Balša III continued the policies of his father. In 1418, took Skadar from the Venetians, but lost Budva. In the following year he made an unsuccessful attempt to recapture Budva. Afterwards he went to Belgrade to ask for help from Despot Stefan, but never returned to Zeta.
In 1421, before his death and under the influence of his mother Jelena, Balša III passed the rule of Zeta to Despot Stefan Lazarević. He fought Venetians and regained Bar in mid-1423, and in the following year he sent his nephew Đurađ Branković, who regaining Drivast and Ulcinium (Ulcinj).
- Fajfrić 2000, ch. 44.
- Zeljko Fajfric: Sveta loza Stefana Nemanje (Projekat Rastko) Chapter 44, Oblasni gospodari: "Balša o kojem ćemo sada govoriti beše veoma siromašan zetski vlastelin i za života cara Stefana držao je samo jedno selo. Ali kad je umro car, a kako njegov sin Uroš nije bio valjan vladar, počeo je s nekoliko svojih prijatelja i sa svojim sinovima Stracimirom, Đurđem i Balšom da zauzima Donju Zetu." "Posle toga krenuo je sa svojim ljudima na osvajanje Gornje Zete, koju je držao Đuraš Ilijić i njegovi rođaci. Đuraša ubiše Balšini sinovi, neke njegove rođake zarobiše, a ostali napustiše zemlju.

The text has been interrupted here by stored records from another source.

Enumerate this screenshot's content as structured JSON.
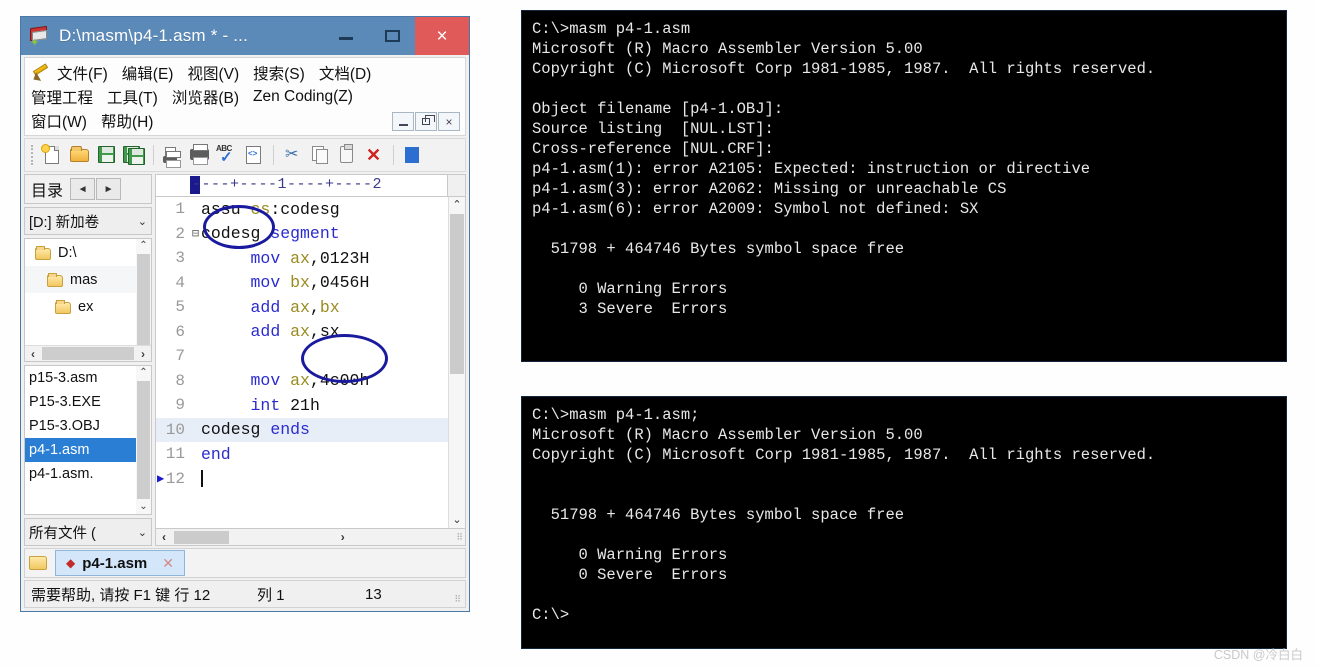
{
  "editor_window": {
    "title": "D:\\masm\\p4-1.asm * - ...",
    "app_icon": "masm-editor-icon",
    "titlebar_buttons": {
      "minimize": "minimize-icon",
      "maximize": "maximize-icon",
      "close": "×"
    },
    "menu": {
      "row1": [
        "文件(F)",
        "编辑(E)",
        "视图(V)",
        "搜索(S)",
        "文档(D)"
      ],
      "row2": [
        "管理工程",
        "工具(T)",
        "浏览器(B)",
        "Zen Coding(Z)"
      ],
      "row3": [
        "窗口(W)",
        "帮助(H)"
      ]
    },
    "mdi_buttons": {
      "minimize": "minimize-icon",
      "restore": "restore-icon",
      "close": "×"
    },
    "toolbar_icons": [
      "new-file-icon",
      "open-folder-icon",
      "save-icon",
      "save-all-icon",
      "page-setup-icon",
      "print-icon",
      "spellcheck-icon",
      "html-tag-icon",
      "cut-icon",
      "copy-icon",
      "paste-icon",
      "delete-icon",
      "blue-bar-icon"
    ],
    "left_panel": {
      "header_label": "目录",
      "nav_prev": "◄",
      "nav_next": "►",
      "drive_label": "[D:] 新加卷",
      "tree": [
        {
          "label": "D:\\",
          "depth": 0,
          "selected": false
        },
        {
          "label": "mas",
          "depth": 1,
          "selected": true
        },
        {
          "label": "ex",
          "depth": 2,
          "selected": false
        }
      ],
      "files": [
        {
          "name": "p15-3.asm",
          "selected": false
        },
        {
          "name": "P15-3.EXE",
          "selected": false
        },
        {
          "name": "P15-3.OBJ",
          "selected": false
        },
        {
          "name": "p4-1.asm",
          "selected": true
        },
        {
          "name": "p4-1.asm.",
          "selected": false
        }
      ],
      "filter_label": "所有文件 ("
    },
    "ruler": "----+----1----+----2",
    "code_lines": [
      {
        "num": "1",
        "fold": "",
        "tokens": [
          {
            "t": "assu ",
            "c": "plain"
          },
          {
            "t": "cs",
            "c": "reg"
          },
          {
            "t": ":codesg",
            "c": "plain"
          }
        ],
        "highlight": false
      },
      {
        "num": "2",
        "fold": "⊟",
        "tokens": [
          {
            "t": "codesg ",
            "c": "plain"
          },
          {
            "t": "segment",
            "c": "kw"
          }
        ],
        "highlight": false
      },
      {
        "num": "3",
        "fold": "",
        "tokens": [
          {
            "t": "     ",
            "c": "plain"
          },
          {
            "t": "mov",
            "c": "kw"
          },
          {
            "t": " ",
            "c": "plain"
          },
          {
            "t": "ax",
            "c": "reg"
          },
          {
            "t": ",0123H",
            "c": "plain"
          }
        ],
        "highlight": false
      },
      {
        "num": "4",
        "fold": "",
        "tokens": [
          {
            "t": "     ",
            "c": "plain"
          },
          {
            "t": "mov",
            "c": "kw"
          },
          {
            "t": " ",
            "c": "plain"
          },
          {
            "t": "bx",
            "c": "reg"
          },
          {
            "t": ",0456H",
            "c": "plain"
          }
        ],
        "highlight": false
      },
      {
        "num": "5",
        "fold": "",
        "tokens": [
          {
            "t": "     ",
            "c": "plain"
          },
          {
            "t": "add",
            "c": "kw"
          },
          {
            "t": " ",
            "c": "plain"
          },
          {
            "t": "ax",
            "c": "reg"
          },
          {
            "t": ",",
            "c": "plain"
          },
          {
            "t": "bx",
            "c": "reg"
          }
        ],
        "highlight": false
      },
      {
        "num": "6",
        "fold": "",
        "tokens": [
          {
            "t": "     ",
            "c": "plain"
          },
          {
            "t": "add",
            "c": "kw"
          },
          {
            "t": " ",
            "c": "plain"
          },
          {
            "t": "ax",
            "c": "reg"
          },
          {
            "t": ",sx",
            "c": "plain"
          }
        ],
        "highlight": false
      },
      {
        "num": "7",
        "fold": "",
        "tokens": [
          {
            "t": "",
            "c": "plain"
          }
        ],
        "highlight": false
      },
      {
        "num": "8",
        "fold": "",
        "tokens": [
          {
            "t": "     ",
            "c": "plain"
          },
          {
            "t": "mov",
            "c": "kw"
          },
          {
            "t": " ",
            "c": "plain"
          },
          {
            "t": "ax",
            "c": "reg"
          },
          {
            "t": ",4c00h",
            "c": "plain"
          }
        ],
        "highlight": false
      },
      {
        "num": "9",
        "fold": "",
        "tokens": [
          {
            "t": "     ",
            "c": "plain"
          },
          {
            "t": "int",
            "c": "kw"
          },
          {
            "t": " 21h",
            "c": "plain"
          }
        ],
        "highlight": false
      },
      {
        "num": "10",
        "fold": "",
        "tokens": [
          {
            "t": "codesg ",
            "c": "plain"
          },
          {
            "t": "ends",
            "c": "kw"
          }
        ],
        "highlight": true
      },
      {
        "num": "11",
        "fold": "",
        "tokens": [
          {
            "t": "end",
            "c": "kw"
          }
        ],
        "highlight": false
      },
      {
        "num": "12",
        "fold": "",
        "tokens": [
          {
            "t": "",
            "c": "plain"
          }
        ],
        "highlight": false,
        "caret": true,
        "marker": true
      }
    ],
    "tab": {
      "filename": "p4-1.asm",
      "modified_dot": "◆",
      "close": "✕"
    },
    "statusbar": {
      "help": "需要帮助, 请按 F1 键  行 12",
      "column": "列 1",
      "count": "13"
    }
  },
  "console_top": {
    "lines": [
      "C:\\>masm p4-1.asm",
      "Microsoft (R) Macro Assembler Version 5.00",
      "Copyright (C) Microsoft Corp 1981-1985, 1987.  All rights reserved.",
      "",
      "Object filename [p4-1.OBJ]:",
      "Source listing  [NUL.LST]:",
      "Cross-reference [NUL.CRF]:",
      "p4-1.asm(1): error A2105: Expected: instruction or directive",
      "p4-1.asm(3): error A2062: Missing or unreachable CS",
      "p4-1.asm(6): error A2009: Symbol not defined: SX",
      "",
      "  51798 + 464746 Bytes symbol space free",
      "",
      "     0 Warning Errors",
      "     3 Severe  Errors"
    ]
  },
  "console_bottom": {
    "lines": [
      "C:\\>masm p4-1.asm;",
      "Microsoft (R) Macro Assembler Version 5.00",
      "Copyright (C) Microsoft Corp 1981-1985, 1987.  All rights reserved.",
      "",
      "",
      "  51798 + 464746 Bytes symbol space free",
      "",
      "     0 Warning Errors",
      "     0 Severe  Errors",
      "",
      "C:\\>"
    ]
  },
  "watermark": "CSDN @冷白白",
  "annotations": [
    {
      "name": "ellipse-assume",
      "target": "assu cs"
    },
    {
      "name": "ellipse-sx",
      "target": "ax,sx"
    }
  ],
  "colors": {
    "titlebar": "#5b8ab8",
    "close_button": "#e05a5a",
    "selection": "#2a7fd4",
    "keyword": "#2b2bd0",
    "register": "#9a8b20",
    "annotation": "#1a1a9e",
    "console_bg": "#000000"
  }
}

I tako su Balšini sinovi zagospodarili i Gornjom Zetom" "Isto tako pali su u njihove ruke Dukađini koji su imali mnogo poseda u Zeti. Neke su poubijali, a druge bacili u tamnicu. Pri osvajanju ovih i drugih pokrajina više su se služili lukavstvom i prevarama nego silom oružja"
- Dr Željko Fajfrić - Sveta loza Stefana Nemanje, 1998
- J. Jovanović, Stvaranje Crnogorske Države i Razvoj Crnogorske Nacionalnosti, 1947, Cetinje pages 18, 28, 36, 43, and 54-55
- D. Živković, Istorija Crnogorskog Naroda, 1989, Cetinje